Various coatings, including dry lube, oil, clear acrylic, primer and a wide range of opaque coatings, are applied to steel or aluminum strip in order to protect the metal and to provide a value-added benefit to consumers.  These coatings can complicate strip temperature measurement by greatly influencing the emissivity of the surface of the strip.  For an infrared thermometer, coatings generally fall into one of three categories: those thick enough to be opaque, those thin enough to be transparent, and those in between that are translucent.


  • Reduced sensitivity to changes in coating thickness and color.
  • Improved product properties.

The measurement becomes simple when the coating is thick enough to be highly opaque.  Most coatings are most opaque, least reflective, and have the highest emissivity value when measured using a sensor filtered in the 7.9 micron range (although a few coatings are more opaque at 3.43 microns).  In general, a coating must be at least 0.6 mils / 14 microns thick in order to be opaque at this wavelength.  This is a very thick coating by modern standards, but whenever the coatings are thick enough to be opaque, the model 48 (7.9 microns) or model 43 (3.43 microns), provides the best results.


Because these sensors operate at a wavelength where the coating is highly opaque and non-reflective, these sensors eliminate the emissivity variation associated with changes in substrate material or with coating thickness.  While most color changes have a very small impact on the sensor accuracy, some colors that use highly reflective pigmentation additives may have a lower emissivity value.


  Technical Features

  • Optimized Wavelength to minimize sensitivity to product and process variation.
  • Model 48 is filtered to measure thin film plastic coatings.
  • Model 43 is filtered to measure thin oil-or wax-based coatings & laminated films.

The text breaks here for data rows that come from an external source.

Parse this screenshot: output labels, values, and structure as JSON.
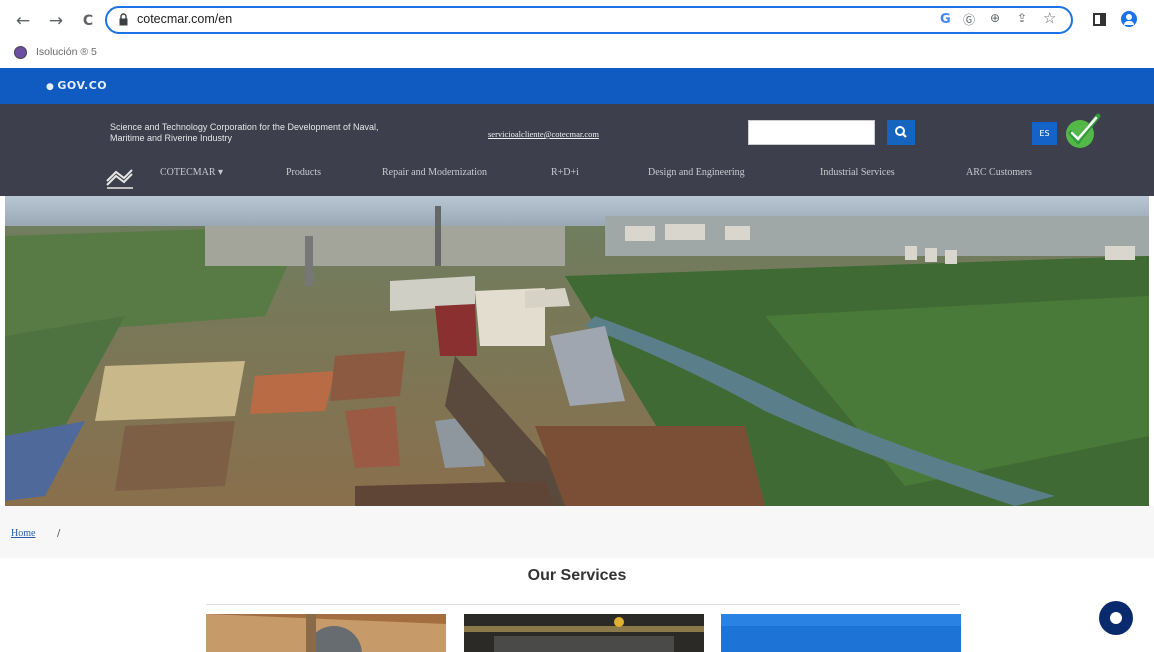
{
  "browser": {
    "url": "cotecmar.com/en",
    "bookmark_label": "Isolución ® 5",
    "icons": [
      "back-icon",
      "forward-icon",
      "reload-icon",
      "lock-icon",
      "google-icon",
      "translate-icon",
      "zoom-icon",
      "share-icon",
      "star-icon",
      "sidepanel-icon",
      "profile-icon"
    ],
    "nav_glyphs": {
      "back": "←",
      "forward": "→",
      "reload": "C"
    },
    "toolbar_glyphs": {
      "translate": "Ⓖ",
      "star": "☆",
      "zoom": "⊕",
      "share": "⇪"
    },
    "accent": "#1a73e8"
  },
  "gov_bar": {
    "logo": "GOV.CO",
    "color": "#0f5bc2"
  },
  "header": {
    "tagline": "Science and Technology Corporation for the Development of Naval, Maritime and Riverine Industry",
    "email": "servicioalcliente@cotecmar.com",
    "language_button": "ES",
    "background": "#3d3f4c",
    "nav": {
      "cotecmar": "COTECMAR ▾",
      "products": "Products",
      "repair": "Repair and Modernization",
      "rdi": "R+D+i",
      "design": "Design and Engineering",
      "industrial": "Industrial Services",
      "arc": "ARC Customers"
    }
  },
  "breadcrumb": {
    "home": "Home",
    "separator": "/"
  },
  "services": {
    "title": "Our Services"
  }
}
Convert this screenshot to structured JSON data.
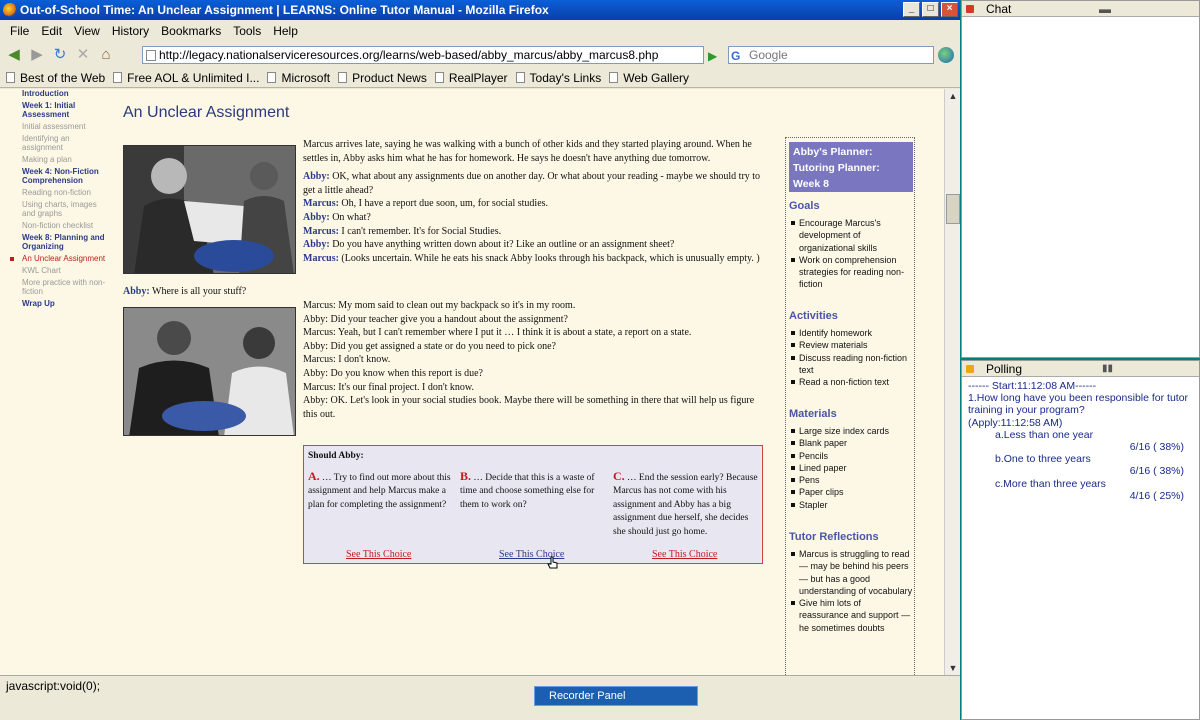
{
  "window": {
    "title": "Out-of-School Time: An Unclear Assignment | LEARNS: Online Tutor Manual - Mozilla Firefox"
  },
  "menu": [
    "File",
    "Edit",
    "View",
    "History",
    "Bookmarks",
    "Tools",
    "Help"
  ],
  "nav": {
    "url": "http://legacy.nationalserviceresources.org/learns/web-based/abby_marcus/abby_marcus8.php",
    "search_placeholder": "Google"
  },
  "bookmarks": [
    "Best of the Web",
    "Free AOL & Unlimited I...",
    "Microsoft",
    "Product News",
    "RealPlayer",
    "Today's Links",
    "Web Gallery"
  ],
  "leftnav": [
    {
      "label": "Introduction",
      "kind": "h"
    },
    {
      "label": "Week 1: Initial Assessment",
      "kind": "h"
    },
    {
      "label": "Initial assessment",
      "kind": "s"
    },
    {
      "label": "Identifying an assignment",
      "kind": "s"
    },
    {
      "label": "Making a plan",
      "kind": "s"
    },
    {
      "label": "Week 4: Non-Fiction Comprehension",
      "kind": "h"
    },
    {
      "label": "Reading non-fiction",
      "kind": "s"
    },
    {
      "label": "Using charts, images and graphs",
      "kind": "s"
    },
    {
      "label": "Non-fiction checklist",
      "kind": "s"
    },
    {
      "label": "Week 8: Planning and Organizing",
      "kind": "h"
    },
    {
      "label": "An Unclear Assignment",
      "kind": "cur"
    },
    {
      "label": "KWL Chart",
      "kind": "s"
    },
    {
      "label": "More practice with non-fiction",
      "kind": "s"
    },
    {
      "label": "Wrap Up",
      "kind": "h"
    }
  ],
  "page": {
    "title": "An Unclear Assignment",
    "intro": "Marcus arrives late, saying he was walking with a bunch of other kids and they started playing around. When he settles in, Abby asks him what he has for homework. He says he doesn't have anything due tomorrow.",
    "dialogue1": [
      {
        "speaker": "Abby:",
        "text": "OK, what about any assignments due on another day. Or what about your reading - maybe we should try to get a little ahead?"
      },
      {
        "speaker": "Marcus:",
        "text": "Oh, I have a report due soon, um, for social studies."
      },
      {
        "speaker": "Abby:",
        "text": "On what?"
      },
      {
        "speaker": "Marcus:",
        "text": "I can't remember. It's for Social Studies."
      },
      {
        "speaker": "Abby:",
        "text": "Do you have anything written down about it? Like an outline or an assignment sheet?"
      },
      {
        "speaker": "Marcus:",
        "text": "(Looks uncertain. While he eats his snack Abby looks through his backpack, which is unusually empty. )"
      }
    ],
    "caption": {
      "speaker": "Abby:",
      "text": "Where is all your stuff?"
    },
    "dialogue2": [
      {
        "speaker": "Marcus:",
        "text": "My mom said to clean out my backpack so it's in my room."
      },
      {
        "speaker": "Abby:",
        "text": "Did your teacher give you a handout about the assignment?"
      },
      {
        "speaker": "Marcus:",
        "text": "Yeah, but I can't remember where I put it … I think it is about a state, a report on a state."
      },
      {
        "speaker": "Abby:",
        "text": "Did you get assigned a state or do you need to pick one?"
      },
      {
        "speaker": "Marcus:",
        "text": "I don't know."
      },
      {
        "speaker": "Abby:",
        "text": "Do you know when this report is due?"
      },
      {
        "speaker": "Marcus:",
        "text": "It's our final project. I don't know."
      },
      {
        "speaker": "Abby:",
        "text": "OK. Let's look in your social studies book. Maybe there will be something in there that will help us figure this out."
      }
    ],
    "choices": {
      "heading": "Should Abby:",
      "items": [
        {
          "letter": "A.",
          "text": "… Try to find out more about this assignment and help Marcus make a plan for completing the assignment?",
          "link": "See This Choice"
        },
        {
          "letter": "B.",
          "text": "… Decide that this is a waste of time and choose something else for them to work on?",
          "link": "See This Choice"
        },
        {
          "letter": "C.",
          "text": "… End the session early? Because Marcus has not come with his assignment and Abby has a big assignment due herself, she decides she should just go home.",
          "link": "See This Choice"
        }
      ]
    }
  },
  "planner": {
    "title": "Abby's Planner: Tutoring Planner: Week 8",
    "goals_label": "Goals",
    "goals": [
      "Encourage Marcus's development of organizational skills",
      "Work on comprehension strategies for reading non-fiction"
    ],
    "activities_label": "Activities",
    "activities": [
      "Identify homework",
      "Review materials",
      "Discuss reading non-fiction text",
      "Read a non-fiction text"
    ],
    "materials_label": "Materials",
    "materials": [
      "Large size index cards",
      "Blank paper",
      "Pencils",
      "Lined paper",
      "Pens",
      "Paper clips",
      "Stapler"
    ],
    "reflections_label": "Tutor Reflections",
    "reflections": [
      "Marcus is struggling to read — may be behind his peers — but has a good understanding of vocabulary",
      "Give him lots of reassurance and support — he sometimes doubts"
    ]
  },
  "status": {
    "text": "javascript:void(0);"
  },
  "taskbar": {
    "item": "Recorder Panel"
  },
  "chat": {
    "title": "Chat"
  },
  "polling": {
    "title": "Polling",
    "start": "------ Start:11:12:08 AM------",
    "question": "1.How long have you been responsible for tutor training in your program?",
    "apply": "(Apply:11:12:58 AM)",
    "options": [
      {
        "label": "a.Less than one year",
        "result": "6/16 ( 38%)"
      },
      {
        "label": "b.One to three years",
        "result": "6/16 ( 38%)"
      },
      {
        "label": "c.More than three years",
        "result": "4/16 ( 25%)"
      }
    ]
  },
  "colors": {
    "accent": "#2a3a8a",
    "link": "#c21b1b",
    "planner_header": "#7a77c0",
    "page_bg": "#fdf8e5",
    "desktop": "#008080"
  }
}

The Williamson sensors utilize the narrowest 7.9 and 3.43 micron filters in the industry. The use of a narrowband filter allows the Williamson sensors to measure thin films that are as much as ten times thinner than competitive brands.  Therefore, when using a Williamson brand infrared thermometer the emissivity variation from one color to the next, or from the thickest to the thinnest coating is minimized, and changes in substrate material from cold band to hot band to zinc-coated to aluminum have no impact on the sensor reading.